◆ YOUR ASSIGNMENT: Every line of the data below is to be retyped exactly.

◆ PROVIDED ENTRIES:
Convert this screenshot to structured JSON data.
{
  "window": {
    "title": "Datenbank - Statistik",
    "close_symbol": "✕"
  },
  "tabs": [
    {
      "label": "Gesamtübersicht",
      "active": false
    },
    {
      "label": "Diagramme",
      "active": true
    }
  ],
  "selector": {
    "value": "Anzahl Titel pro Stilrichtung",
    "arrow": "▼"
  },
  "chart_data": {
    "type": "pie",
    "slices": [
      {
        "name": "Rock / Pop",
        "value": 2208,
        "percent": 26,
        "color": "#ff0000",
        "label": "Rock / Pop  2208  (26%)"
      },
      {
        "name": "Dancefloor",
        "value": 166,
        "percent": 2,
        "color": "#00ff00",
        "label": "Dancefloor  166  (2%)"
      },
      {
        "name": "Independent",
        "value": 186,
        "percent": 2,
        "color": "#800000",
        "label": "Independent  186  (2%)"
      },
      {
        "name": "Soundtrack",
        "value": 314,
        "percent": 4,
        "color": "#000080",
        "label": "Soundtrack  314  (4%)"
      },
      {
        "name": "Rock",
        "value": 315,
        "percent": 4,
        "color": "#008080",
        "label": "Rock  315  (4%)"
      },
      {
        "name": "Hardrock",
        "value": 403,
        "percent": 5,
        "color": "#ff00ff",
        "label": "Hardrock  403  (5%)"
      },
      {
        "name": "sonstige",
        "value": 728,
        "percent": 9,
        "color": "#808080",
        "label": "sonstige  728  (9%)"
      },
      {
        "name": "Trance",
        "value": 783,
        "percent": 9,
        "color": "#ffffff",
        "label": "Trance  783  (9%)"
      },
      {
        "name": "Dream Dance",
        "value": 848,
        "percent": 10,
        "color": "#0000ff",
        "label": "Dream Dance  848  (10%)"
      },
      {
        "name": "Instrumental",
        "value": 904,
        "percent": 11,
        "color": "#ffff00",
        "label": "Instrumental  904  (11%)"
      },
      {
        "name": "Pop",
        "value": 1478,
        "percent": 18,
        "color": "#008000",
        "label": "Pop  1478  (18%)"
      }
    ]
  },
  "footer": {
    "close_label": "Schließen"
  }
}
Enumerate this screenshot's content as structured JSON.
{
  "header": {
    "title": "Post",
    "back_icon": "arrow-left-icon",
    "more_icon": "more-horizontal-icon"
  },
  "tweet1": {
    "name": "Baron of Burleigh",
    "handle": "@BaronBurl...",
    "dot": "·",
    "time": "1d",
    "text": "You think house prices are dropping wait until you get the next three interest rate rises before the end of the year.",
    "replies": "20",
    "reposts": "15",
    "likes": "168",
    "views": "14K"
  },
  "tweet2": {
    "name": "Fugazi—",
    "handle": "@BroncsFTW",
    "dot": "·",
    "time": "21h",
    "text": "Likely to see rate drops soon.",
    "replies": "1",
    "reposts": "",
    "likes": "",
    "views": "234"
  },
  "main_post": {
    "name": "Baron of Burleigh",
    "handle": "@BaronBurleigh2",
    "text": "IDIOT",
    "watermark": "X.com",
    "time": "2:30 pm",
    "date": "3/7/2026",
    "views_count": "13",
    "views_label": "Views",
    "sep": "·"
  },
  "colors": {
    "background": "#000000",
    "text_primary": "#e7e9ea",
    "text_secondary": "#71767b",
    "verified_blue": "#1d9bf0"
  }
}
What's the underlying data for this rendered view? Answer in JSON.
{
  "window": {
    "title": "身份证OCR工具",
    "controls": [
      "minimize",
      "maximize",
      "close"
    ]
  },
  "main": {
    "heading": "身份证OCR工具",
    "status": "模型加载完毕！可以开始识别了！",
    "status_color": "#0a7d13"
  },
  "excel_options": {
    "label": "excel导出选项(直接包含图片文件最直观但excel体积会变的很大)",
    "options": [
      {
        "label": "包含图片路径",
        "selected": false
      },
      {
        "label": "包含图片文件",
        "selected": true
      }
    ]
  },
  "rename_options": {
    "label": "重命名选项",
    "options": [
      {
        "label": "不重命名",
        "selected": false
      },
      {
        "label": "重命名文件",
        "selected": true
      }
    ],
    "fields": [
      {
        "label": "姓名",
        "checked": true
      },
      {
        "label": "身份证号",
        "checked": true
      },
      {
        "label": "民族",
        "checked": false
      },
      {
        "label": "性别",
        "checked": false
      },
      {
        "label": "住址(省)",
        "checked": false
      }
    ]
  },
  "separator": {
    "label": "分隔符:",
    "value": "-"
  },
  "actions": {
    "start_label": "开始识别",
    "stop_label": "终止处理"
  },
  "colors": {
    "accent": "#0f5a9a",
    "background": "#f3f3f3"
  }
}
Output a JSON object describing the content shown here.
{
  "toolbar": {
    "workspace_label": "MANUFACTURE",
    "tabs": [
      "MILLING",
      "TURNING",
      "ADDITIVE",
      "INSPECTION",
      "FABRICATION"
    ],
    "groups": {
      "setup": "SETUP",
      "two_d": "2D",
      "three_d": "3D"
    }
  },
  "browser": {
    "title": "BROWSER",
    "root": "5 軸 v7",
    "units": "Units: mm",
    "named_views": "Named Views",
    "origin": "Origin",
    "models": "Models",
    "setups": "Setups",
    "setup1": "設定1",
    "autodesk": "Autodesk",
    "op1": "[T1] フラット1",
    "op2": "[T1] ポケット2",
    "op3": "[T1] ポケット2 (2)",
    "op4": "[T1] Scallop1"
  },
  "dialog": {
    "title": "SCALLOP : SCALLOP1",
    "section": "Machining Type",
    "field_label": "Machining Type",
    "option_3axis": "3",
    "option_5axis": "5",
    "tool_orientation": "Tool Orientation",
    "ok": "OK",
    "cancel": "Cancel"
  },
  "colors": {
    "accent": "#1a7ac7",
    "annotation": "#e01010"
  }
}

◆ RESULT OF THIS EXERCISE:
Convert this screenshot to structured JSON data.
{
  "window": {
    "title": "Datenbank - Statistik",
    "close_symbol": "✕"
  },
  "tabs": [
    {
      "label": "Gesamtübersicht",
      "active": false
    },
    {
      "label": "Diagramme",
      "active": true
    }
  ],
  "selector": {
    "value": "Anzahl Titel pro Stilrichtung",
    "arrow": "▼"
  },
  "chart_data": {
    "type": "pie",
    "slices": [
      {
        "name": "Rock / Pop",
        "value": 2208,
        "percent": 26,
        "color": "#ff0000",
        "label": "Rock / Pop  2208  (26%)"
      },
      {
        "name": "Dancefloor",
        "value": 166,
        "percent": 2,
        "color": "#00ff00",
        "label": "Dancefloor  166  (2%)"
      },
      {
        "name": "Independent",
        "value": 186,
        "percent": 2,
        "color": "#800000",
        "label": "Independent  186  (2%)"
      },
      {
        "name": "Soundtrack",
        "value": 314,
        "percent": 4,
        "color": "#000080",
        "label": "Soundtrack  314  (4%)"
      },
      {
        "name": "Rock",
        "value": 315,
        "percent": 4,
        "color": "#008080",
        "label": "Rock  315  (4%)"
      },
      {
        "name": "Hardrock",
        "value": 403,
        "percent": 5,
        "color": "#ff00ff",
        "label": "Hardrock  403  (5%)"
      },
      {
        "name": "sonstige",
        "value": 728,
        "percent": 9,
        "color": "#808080",
        "label": "sonstige  728  (9%)"
      },
      {
        "name": "Trance",
        "value": 783,
        "percent": 9,
        "color": "#ffffff",
        "label": "Trance  783  (9%)"
      },
      {
        "name": "Dream Dance",
        "value": 848,
        "percent": 10,
        "color": "#0000ff",
        "label": "Dream Dance  848  (10%)"
      },
      {
        "name": "Instrumental",
        "value": 904,
        "percent": 11,
        "color": "#ffff00",
        "label": "Instrumental  904  (11%)"
      },
      {
        "name": "Pop",
        "value": 1478,
        "percent": 18,
        "color": "#008000",
        "label": "Pop  1478  (18%)"
      }
    ]
  },
  "footer": {
    "close_label": "Schließen"
  }
}
Enumerate this screenshot's content as structured JSON.
{
  "header": {
    "title": "Post",
    "back_icon": "arrow-left-icon",
    "more_icon": "more-horizontal-icon"
  },
  "tweet1": {
    "name": "Baron of Burleigh",
    "handle": "@BaronBurl...",
    "dot": "·",
    "time": "1d",
    "text": "You think house prices are dropping wait until you get the next three interest rate rises before the end of the year.",
    "replies": "20",
    "reposts": "15",
    "likes": "168",
    "views": "14K"
  },
  "tweet2": {
    "name": "Fugazi—",
    "handle": "@BroncsFTW",
    "dot": "·",
    "time": "21h",
    "text": "Likely to see rate drops soon.",
    "replies": "1",
    "reposts": "",
    "likes": "",
    "views": "234"
  },
  "main_post": {
    "name": "Baron of Burleigh",
    "handle": "@BaronBurleigh2",
    "text": "IDIOT",
    "watermark": "X.com",
    "time": "2:30 pm",
    "date": "3/7/2026",
    "views_count": "13",
    "views_label": "Views",
    "sep": "·"
  },
  "colors": {
    "background": "#000000",
    "text_primary": "#e7e9ea",
    "text_secondary": "#71767b",
    "verified_blue": "#1d9bf0"
  }
}
What's the underlying data for this rendered view? Answer in JSON.
{
  "window": {
    "title": "身份证OCR工具",
    "controls": [
      "minimize",
      "maximize",
      "close"
    ]
  },
  "main": {
    "heading": "身份证OCR工具",
    "status": "模型加载完毕！可以开始识别了！",
    "status_color": "#0a7d13"
  },
  "excel_options": {
    "label": "excel导出选项(直接包含图片文件最直观但excel体积会变的很大)",
    "options": [
      {
        "label": "包含图片路径",
        "selected": false
      },
      {
        "label": "包含图片文件",
        "selected": true
      }
    ]
  },
  "rename_options": {
    "label": "重命名选项",
    "options": [
      {
        "label": "不重命名",
        "selected": false
      },
      {
        "label": "重命名文件",
        "selected": true
      }
    ],
    "fields": [
      {
        "label": "姓名",
        "checked": true
      },
      {
        "label": "身份证号",
        "checked": true
      },
      {
        "label": "民族",
        "checked": false
      },
      {
        "label": "性别",
        "checked": false
      },
      {
        "label": "住址(省)",
        "checked": false
      }
    ]
  },
  "separator": {
    "label": "分隔符:",
    "value": "-"
  },
  "actions": {
    "start_label": "开始识别",
    "stop_label": "终止处理"
  },
  "colors": {
    "accent": "#0f5a9a",
    "background": "#f3f3f3"
  }
}
Output a JSON object describing the content shown here.
{
  "toolbar": {
    "workspace_label": "MANUFACTURE",
    "tabs": [
      "MILLING",
      "TURNING",
      "ADDITIVE",
      "INSPECTION",
      "FABRICATION"
    ],
    "groups": {
      "setup": "SETUP",
      "two_d": "2D",
      "three_d": "3D"
    }
  },
  "browser": {
    "title": "BROWSER",
    "root": "5 軸 v7",
    "units": "Units: mm",
    "named_views": "Named Views",
    "origin": "Origin",
    "models": "Models",
    "setups": "Setups",
    "setup1": "設定1",
    "autodesk": "Autodesk",
    "op1": "[T1] フラット1",
    "op2": "[T1] ポケット2",
    "op3": "[T1] ポケット2 (2)",
    "op4": "[T1] Scallop1"
  },
  "dialog": {
    "title": "SCALLOP : SCALLOP1",
    "section": "Machining Type",
    "field_label": "Machining Type",
    "option_3axis": "3",
    "option_5axis": "5",
    "tool_orientation": "Tool Orientation",
    "ok": "OK",
    "cancel": "Cancel"
  },
  "colors": {
    "accent": "#1a7ac7",
    "annotation": "#e01010"
  }
}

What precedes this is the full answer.